A fascinating and exciting tale that I would highly recommend for all readers with some very important messages sprinkled throughout the text, namely that working together will help you overcome obstacles.

So highly recommended!!

You can buy a copy of The Wreck of The Argyll via:

Cranachan Publishing (publisher)
Wordery
Amazon UK

 

Read Full Post »

Older Posts »

Broadbean's Books

Welcome to my blog where I share my thoughts on books.

Audio Killed the Bookmark

Book Reviews for Audiobooks, Ebooks, and Other Digital Forms

Me and My Books

Books, book reviews and bookish news.

The Beardy Book Blogger

Reading and Reviewing Books - May Contain Beard: "From Tiny Book Blog Buds Shall Mighty Book Blogs Grow" - TBBB

Book lovers' booklist

Book news and reviews

Rosepoint Publishing

Book Blogger, Book Reviews, Book Promotion

Crime Thriller Fella

Crime reviews, news, mayhem, all the usual

juliapalooza.com

Books, bakes and bunnies

A Knight's Reads

All things bookish

On The Shelf Books

A bookblog for readers

Gem's Quiet Corner

Welcome to my little corner. Grab a cup of tea, find your happy place and join me to talk all things books...

Creating Perfection

Delicately balancing the voice of the author with the needs of the reader

Hooked From Page One

A Crime Readers Blog

THE CHLOE DOUGLAS BLOG

A LIFESTYLE BLOG WITH PLENTY OF BOOK REVIEWS

Books and Wine Gums

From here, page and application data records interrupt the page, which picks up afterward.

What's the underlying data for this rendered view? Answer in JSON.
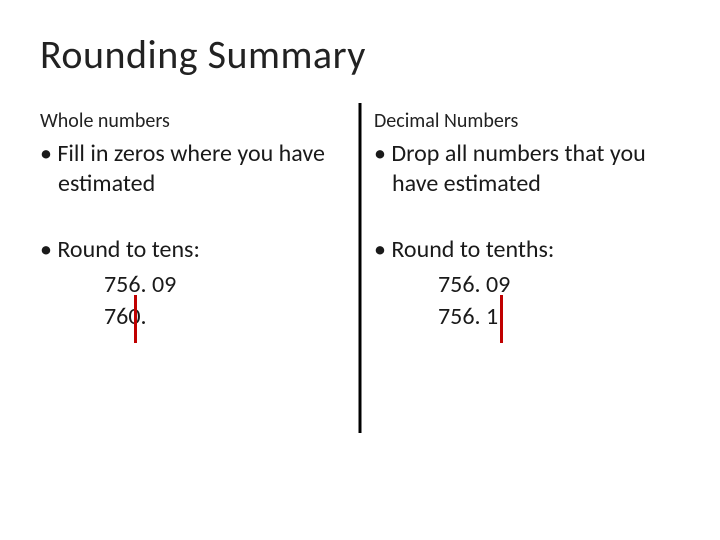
{
  "title": "Rounding Summary",
  "left": {
    "heading": "Whole numbers",
    "bullet1": "Fill in zeros where you have estimated",
    "bullet2": "Round to tens:",
    "example1": "756. 09",
    "example2": "760."
  },
  "right": {
    "heading": "Decimal Numbers",
    "bullet1": "Drop all numbers that you have estimated",
    "bullet2": "Round to tenths:",
    "example1": "756. 09",
    "example2": "756. 1"
  }
}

Reviews of all-sorts (but not liquorice-based confections)

The Pioneer Woman

Plowing through Life in the Country...One Calf Nut at a Time